• Stored entries
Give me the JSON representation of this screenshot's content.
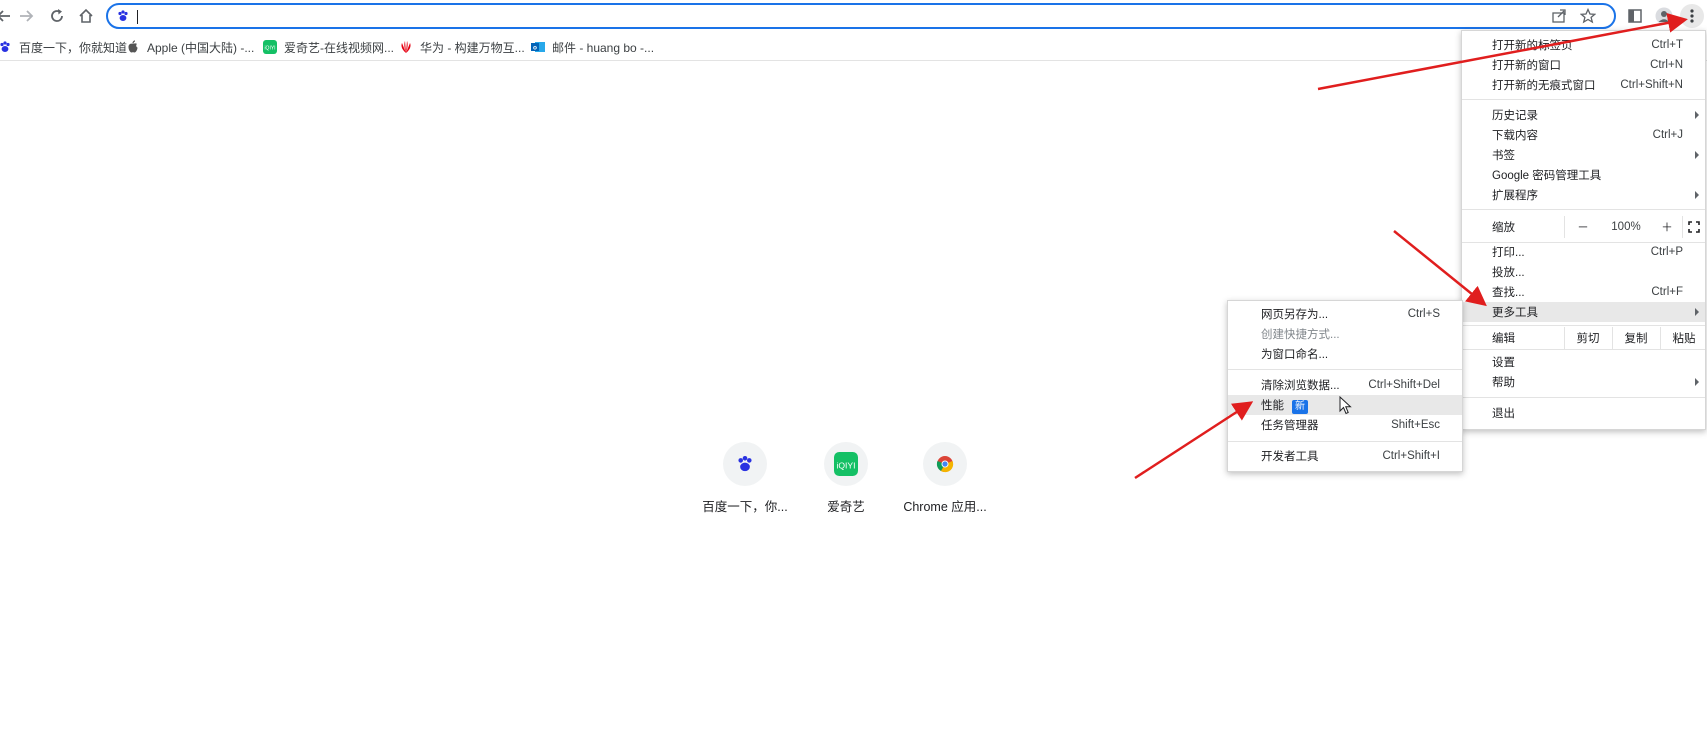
{
  "bookmarks": [
    {
      "label": "百度一下，你就知道",
      "icon": "baidu-paw-icon"
    },
    {
      "label": "Apple (中国大陆) -...",
      "icon": "apple-icon"
    },
    {
      "label": "爱奇艺-在线视频网...",
      "icon": "iqiyi-icon"
    },
    {
      "label": "华为 - 构建万物互...",
      "icon": "huawei-icon"
    },
    {
      "label": "邮件 - huang bo -...",
      "icon": "outlook-icon"
    }
  ],
  "shortcuts": [
    {
      "label": "百度一下，你...",
      "icon": "baidu-paw-icon"
    },
    {
      "label": "爱奇艺",
      "icon": "iqiyi-icon"
    },
    {
      "label": "Chrome 应用...",
      "icon": "chrome-icon"
    }
  ],
  "main_menu": {
    "new_tab": {
      "label": "打开新的标签页",
      "key": "Ctrl+T"
    },
    "new_window": {
      "label": "打开新的窗口",
      "key": "Ctrl+N"
    },
    "new_incognito": {
      "label": "打开新的无痕式窗口",
      "key": "Ctrl+Shift+N"
    },
    "history": {
      "label": "历史记录"
    },
    "downloads": {
      "label": "下载内容",
      "key": "Ctrl+J"
    },
    "bookmarks": {
      "label": "书签"
    },
    "password_manager": {
      "label": "Google 密码管理工具"
    },
    "extensions": {
      "label": "扩展程序"
    },
    "zoom": {
      "label": "缩放",
      "minus": "－",
      "value": "100%",
      "plus": "＋"
    },
    "print": {
      "label": "打印...",
      "key": "Ctrl+P"
    },
    "cast": {
      "label": "投放..."
    },
    "find": {
      "label": "查找...",
      "key": "Ctrl+F"
    },
    "more_tools": {
      "label": "更多工具"
    },
    "edit": {
      "label": "编辑",
      "cut": "剪切",
      "copy": "复制",
      "paste": "粘贴"
    },
    "settings": {
      "label": "设置"
    },
    "help": {
      "label": "帮助"
    },
    "exit": {
      "label": "退出"
    }
  },
  "sub_menu": {
    "save_page": {
      "label": "网页另存为...",
      "key": "Ctrl+S"
    },
    "create_shortcut": {
      "label": "创建快捷方式..."
    },
    "name_window": {
      "label": "为窗口命名..."
    },
    "clear_data": {
      "label": "清除浏览数据...",
      "key": "Ctrl+Shift+Del"
    },
    "performance": {
      "label": "性能",
      "badge": "新"
    },
    "task_manager": {
      "label": "任务管理器",
      "key": "Shift+Esc"
    },
    "dev_tools": {
      "label": "开发者工具",
      "key": "Ctrl+Shift+I"
    }
  },
  "colors": {
    "accent": "#1a73e8",
    "arrow": "#e01e1e",
    "highlight": "#e8e8e8"
  }
}
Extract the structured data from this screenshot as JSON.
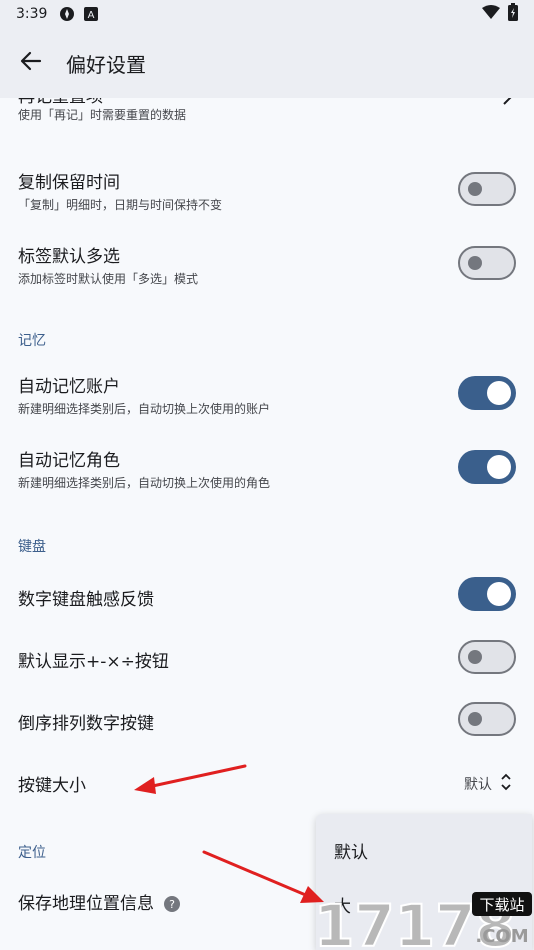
{
  "status_bar": {
    "time": "3:39"
  },
  "app_bar": {
    "title": "偏好设置"
  },
  "rows": {
    "reset_items": {
      "title": "再记重置项",
      "subtitle": "使用「再记」时需要重置的数据"
    },
    "copy_keep_time": {
      "title": "复制保留时间",
      "subtitle": "「复制」明细时，日期与时间保持不变",
      "on": false
    },
    "tag_multi": {
      "title": "标签默认多选",
      "subtitle": "添加标签时默认使用「多选」模式",
      "on": false
    },
    "auto_account": {
      "title": "自动记忆账户",
      "subtitle": "新建明细选择类别后，自动切换上次使用的账户",
      "on": true
    },
    "auto_role": {
      "title": "自动记忆角色",
      "subtitle": "新建明细选择类别后，自动切换上次使用的角色",
      "on": true
    },
    "keypad_haptic": {
      "title": "数字键盘触感反馈",
      "on": true
    },
    "show_ops": {
      "title": "默认显示+-×÷按钮",
      "on": false
    },
    "reverse_keys": {
      "title": "倒序排列数字按键",
      "on": false
    },
    "key_size": {
      "title": "按键大小",
      "value": "默认"
    },
    "save_location": {
      "title": "保存地理位置信息"
    }
  },
  "sections": {
    "memory": "记忆",
    "keyboard": "键盘",
    "location": "定位"
  },
  "dropdown": {
    "options": [
      "默认",
      "大"
    ]
  },
  "watermark": {
    "number": "17178",
    "site_label": "下载站",
    "domain": ".COM"
  },
  "colors": {
    "accent": "#3a5f8c",
    "arrow": "#e02020"
  }
}
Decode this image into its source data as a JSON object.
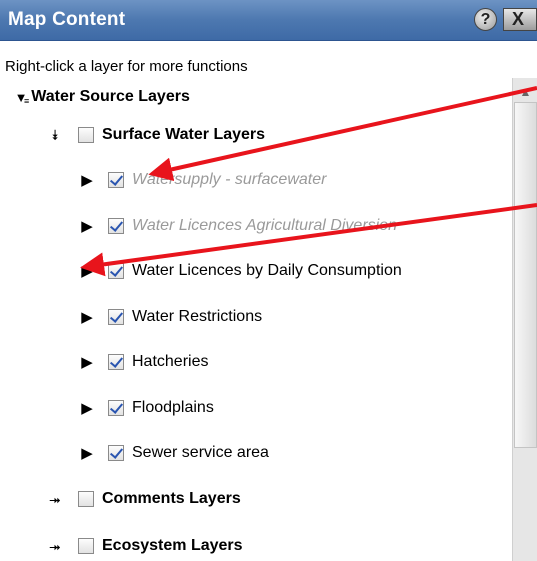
{
  "panel": {
    "title": "Map Content",
    "help_glyph": "?",
    "close_glyph": "X",
    "hint": "Right-click a layer for more functions"
  },
  "tree": {
    "root": {
      "label": "Water Source Layers",
      "expanded": true
    },
    "groups": [
      {
        "label": "Surface Water Layers",
        "expanded": true,
        "checked": false,
        "layers": [
          {
            "label": "Watersupply - surfacewater",
            "checked": true,
            "dimmed": true
          },
          {
            "label": "Water Licences Agricultural Diversion",
            "checked": true,
            "dimmed": true
          },
          {
            "label": "Water Licences by Daily Consumption",
            "checked": true,
            "dimmed": false
          },
          {
            "label": "Water Restrictions",
            "checked": true,
            "dimmed": false
          },
          {
            "label": "Hatcheries",
            "checked": true,
            "dimmed": false
          },
          {
            "label": "Floodplains",
            "checked": true,
            "dimmed": false
          },
          {
            "label": "Sewer service area",
            "checked": true,
            "dimmed": false
          }
        ]
      },
      {
        "label": "Comments Layers",
        "expanded": false,
        "checked": false
      },
      {
        "label": "Ecosystem Layers",
        "expanded": false,
        "checked": false
      }
    ]
  },
  "annotation": {
    "arrow_color": "#e8141c"
  },
  "colors": {
    "titlebar": "#4d78b0",
    "check": "#2a55b0",
    "dimmed_text": "#9a9a9a"
  }
}
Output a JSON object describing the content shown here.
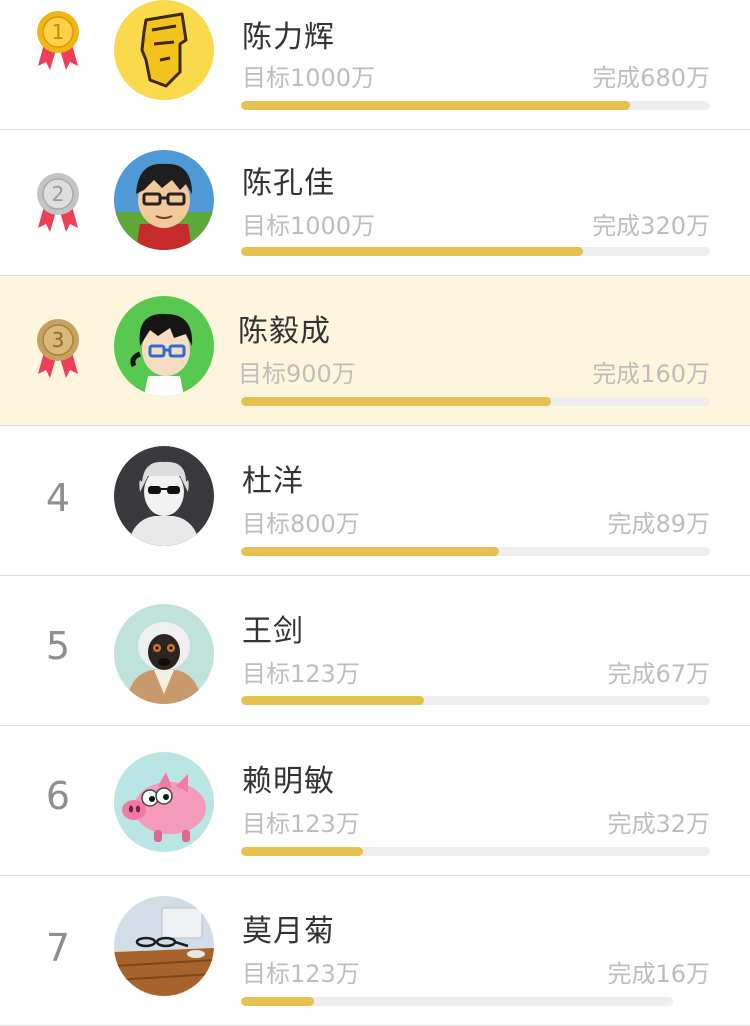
{
  "colors": {
    "accent": "#e6c14f",
    "track": "#eeeeee",
    "highlight_row": "#fdf5de",
    "medal_ribbon": "#ec3f5a"
  },
  "rankings": [
    {
      "rank": "1",
      "medal": "gold",
      "name": "陈力辉",
      "target": "目标1000万",
      "done": "完成680万",
      "progress": 0.83,
      "avatar_icon": "cartoon-helmet-avatar-icon"
    },
    {
      "rank": "2",
      "medal": "silver",
      "name": "陈孔佳",
      "target": "目标1000万",
      "done": "完成320万",
      "progress": 0.73,
      "avatar_icon": "cartoon-glasses-man-avatar-icon"
    },
    {
      "rank": "3",
      "medal": "bronze",
      "name": "陈毅成",
      "target": "目标900万",
      "done": "完成160万",
      "progress": 0.66,
      "avatar_icon": "cartoon-boy-avatar-icon",
      "highlighted": true
    },
    {
      "rank": "4",
      "medal": null,
      "name": "杜洋",
      "target": "目标800万",
      "done": "完成89万",
      "progress": 0.55,
      "avatar_icon": "statue-sunglasses-avatar-icon"
    },
    {
      "rank": "5",
      "medal": null,
      "name": "王剑",
      "target": "目标123万",
      "done": "完成67万",
      "progress": 0.39,
      "avatar_icon": "monkey-avatar-icon"
    },
    {
      "rank": "6",
      "medal": null,
      "name": "赖明敏",
      "target": "目标123万",
      "done": "完成32万",
      "progress": 0.26,
      "avatar_icon": "pig-avatar-icon"
    },
    {
      "rank": "7",
      "medal": null,
      "name": "莫月菊",
      "target": "目标123万",
      "done": "完成16万",
      "progress": 0.17,
      "avatar_icon": "desk-glasses-avatar-icon"
    }
  ]
}
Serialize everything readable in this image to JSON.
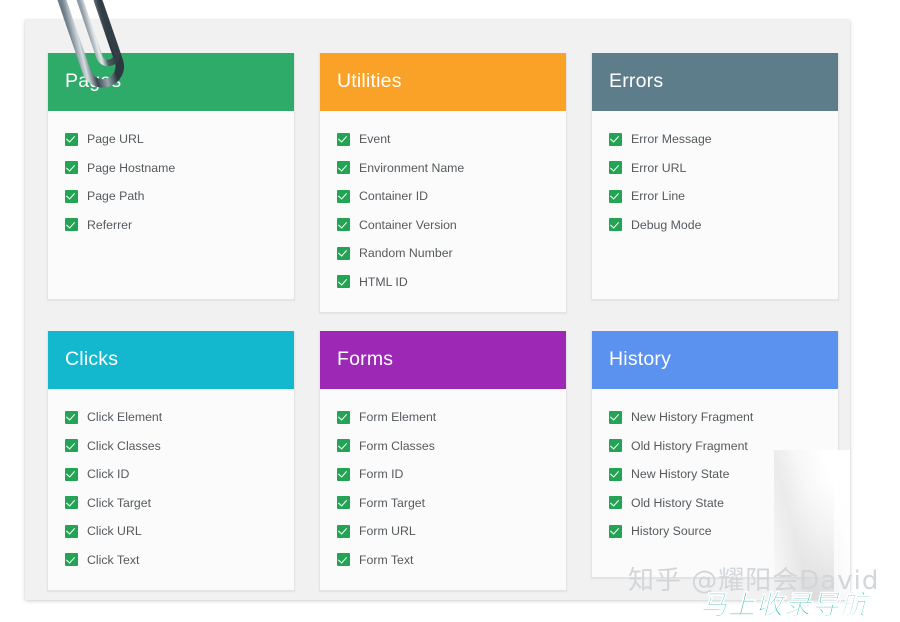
{
  "watermarks": {
    "zhihu": "知乎 @耀阳会David",
    "nav": "马上收录导航"
  },
  "icons": {
    "paperclip": "paperclip-icon",
    "check": "check-icon"
  },
  "colors": {
    "pages": "#2fab69",
    "utilities": "#f9a227",
    "errors": "#5e7d8b",
    "clicks": "#14b8ce",
    "forms": "#9d28b5",
    "history": "#5b91ef",
    "checkbox": "#23a455",
    "page_background": "#f1f1f1",
    "card_body": "#fbfbfb",
    "label_text": "#555a5e"
  },
  "cards": [
    {
      "id": "pages",
      "title": "Pages",
      "color": "#2fab69",
      "items": [
        {
          "label": "Page URL",
          "checked": true
        },
        {
          "label": "Page Hostname",
          "checked": true
        },
        {
          "label": "Page Path",
          "checked": true
        },
        {
          "label": "Referrer",
          "checked": true
        }
      ]
    },
    {
      "id": "utilities",
      "title": "Utilities",
      "color": "#f9a227",
      "items": [
        {
          "label": "Event",
          "checked": true
        },
        {
          "label": "Environment Name",
          "checked": true
        },
        {
          "label": "Container ID",
          "checked": true
        },
        {
          "label": "Container Version",
          "checked": true
        },
        {
          "label": "Random Number",
          "checked": true
        },
        {
          "label": "HTML ID",
          "checked": true
        }
      ]
    },
    {
      "id": "errors",
      "title": "Errors",
      "color": "#5e7d8b",
      "items": [
        {
          "label": "Error Message",
          "checked": true
        },
        {
          "label": "Error URL",
          "checked": true
        },
        {
          "label": "Error Line",
          "checked": true
        },
        {
          "label": "Debug Mode",
          "checked": true
        }
      ]
    },
    {
      "id": "clicks",
      "title": "Clicks",
      "color": "#14b8ce",
      "items": [
        {
          "label": "Click Element",
          "checked": true
        },
        {
          "label": "Click Classes",
          "checked": true
        },
        {
          "label": "Click ID",
          "checked": true
        },
        {
          "label": "Click Target",
          "checked": true
        },
        {
          "label": "Click URL",
          "checked": true
        },
        {
          "label": "Click Text",
          "checked": true
        }
      ]
    },
    {
      "id": "forms",
      "title": "Forms",
      "color": "#9d28b5",
      "items": [
        {
          "label": "Form Element",
          "checked": true
        },
        {
          "label": "Form Classes",
          "checked": true
        },
        {
          "label": "Form ID",
          "checked": true
        },
        {
          "label": "Form Target",
          "checked": true
        },
        {
          "label": "Form URL",
          "checked": true
        },
        {
          "label": "Form Text",
          "checked": true
        }
      ]
    },
    {
      "id": "history",
      "title": "History",
      "color": "#5b91ef",
      "items": [
        {
          "label": "New History Fragment",
          "checked": true
        },
        {
          "label": "Old History Fragment",
          "checked": true
        },
        {
          "label": "New History State",
          "checked": true
        },
        {
          "label": "Old History State",
          "checked": true
        },
        {
          "label": "History Source",
          "checked": true
        }
      ]
    }
  ]
}
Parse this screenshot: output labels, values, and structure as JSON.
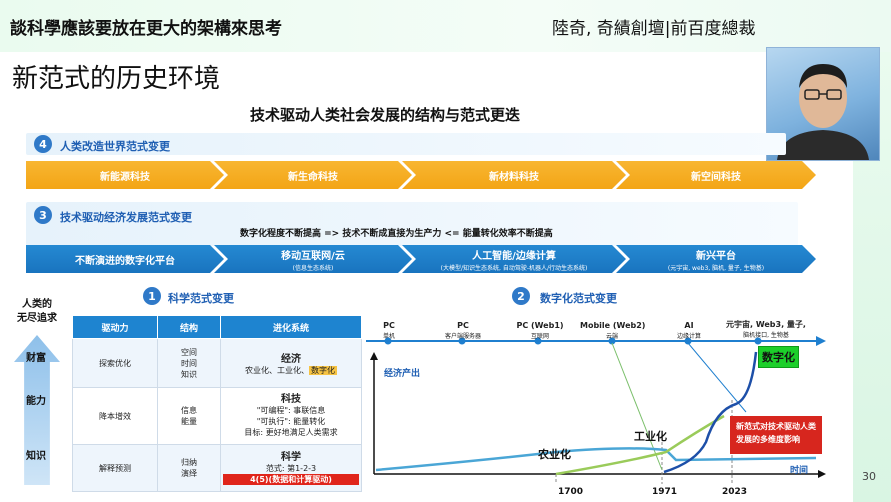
{
  "header": {
    "title": "談科學應該要放在更大的架構來思考",
    "author": "陸奇, 奇績創壇|前百度總裁"
  },
  "slide": {
    "title": "新范式的历史环境",
    "diagram_title": "技术驱动人类社会发展的结构与范式更迭",
    "page_number": "30"
  },
  "section4": {
    "number": "4",
    "title": "人类改造世界范式变更",
    "chevrons": [
      {
        "label": "新能源科技"
      },
      {
        "label": "新生命科技"
      },
      {
        "label": "新材料科技"
      },
      {
        "label": "新空间科技"
      }
    ]
  },
  "section3": {
    "number": "3",
    "title": "技术驱动经济发展范式变更",
    "note": "数字化程度不断提高 => 技术不断成直接为生产力  <= 能量转化效率不断提高",
    "chevrons": [
      {
        "label": "不断演进的数字化平台",
        "sub": ""
      },
      {
        "label": "移动互联网/云",
        "sub": "(信息生态系统)"
      },
      {
        "label": "人工智能/边缘计算",
        "sub": "(大模型/知识生态系统, 自动驾驶-机器人/行动生态系统)"
      },
      {
        "label": "新兴平台",
        "sub": "(元宇宙, web3, 脑机, 量子, 生物基)"
      }
    ]
  },
  "section1": {
    "number": "1",
    "title": "科学范式变更"
  },
  "section2": {
    "number": "2",
    "title": "数字化范式变更"
  },
  "side": {
    "title_line1": "人类的",
    "title_line2": "无尽追求",
    "word1": "财富",
    "word2": "能力",
    "word3": "知识"
  },
  "table": {
    "headers": [
      "驱动力",
      "结构",
      "进化系统"
    ],
    "rows": [
      {
        "driver": "探索优化",
        "structure": [
          "空间",
          "时间",
          "知识"
        ],
        "evo_main": "经济",
        "evo_line": "农业化、工业化、",
        "evo_highlight": "数字化"
      },
      {
        "driver": "降本增效",
        "structure": [
          "信息",
          "能量"
        ],
        "evo_main": "科技",
        "evo_lines": [
          "\"可编程\": 事联信息",
          "\"可执行\": 能量转化",
          "目标: 更好地满足人类需求"
        ]
      },
      {
        "driver": "解释预测",
        "structure": [
          "归纳",
          "演绎"
        ],
        "evo_main": "科学",
        "evo_line": "范式: 第1-2-3",
        "evo_highlight": "4(5)(数据和计算驱动)"
      }
    ]
  },
  "chart_data": {
    "type": "line",
    "title": "",
    "xlabel": "时间",
    "ylabel": "经济产出",
    "eras": [
      {
        "name": "PC",
        "sub": "单机"
      },
      {
        "name": "PC",
        "sub": "客户端服务器"
      },
      {
        "name": "PC (Web1)",
        "sub": "互联网"
      },
      {
        "name": "Mobile (Web2)",
        "sub": "云端"
      },
      {
        "name": "AI",
        "sub": "边缘计算"
      },
      {
        "name": "元宇宙, Web3, 量子,",
        "sub": "脑机接口, 生物基"
      }
    ],
    "x_ticks": [
      "1700",
      "1971",
      "2023"
    ],
    "series": [
      {
        "name": "农业化"
      },
      {
        "name": "工业化"
      },
      {
        "name": "数字化"
      }
    ],
    "annotation": "新范式对技术驱动人类发展的多维度影响"
  },
  "colors": {
    "orange": "#f3a516",
    "blue": "#1974bf",
    "accent_red": "#d7261e",
    "accent_green": "#1ccf2a"
  }
}
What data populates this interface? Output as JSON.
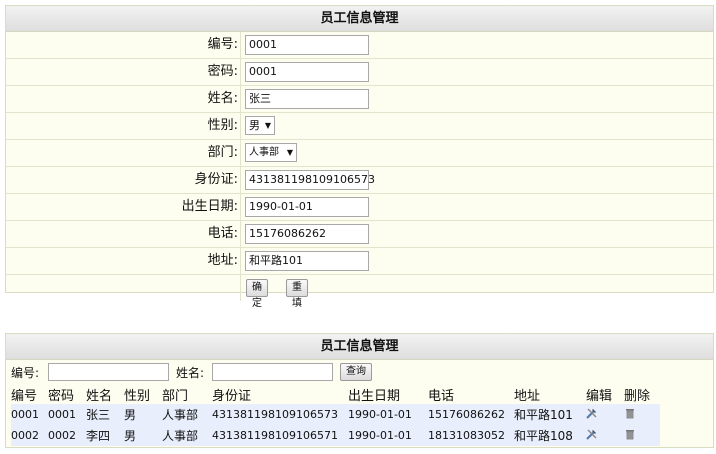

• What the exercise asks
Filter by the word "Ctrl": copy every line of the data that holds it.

• Your solution
      "key": "Ctrl+T"
      "key": "Ctrl+N"
      "key": "Ctrl+Shift+N"
      "key": "Ctrl+J"
      "key": "Ctrl+P"
      "key": "Ctrl+F"
      "key": "Ctrl+S"
      "key": "Ctrl+Shift+Del"
      "key": "Ctrl+Shift+I"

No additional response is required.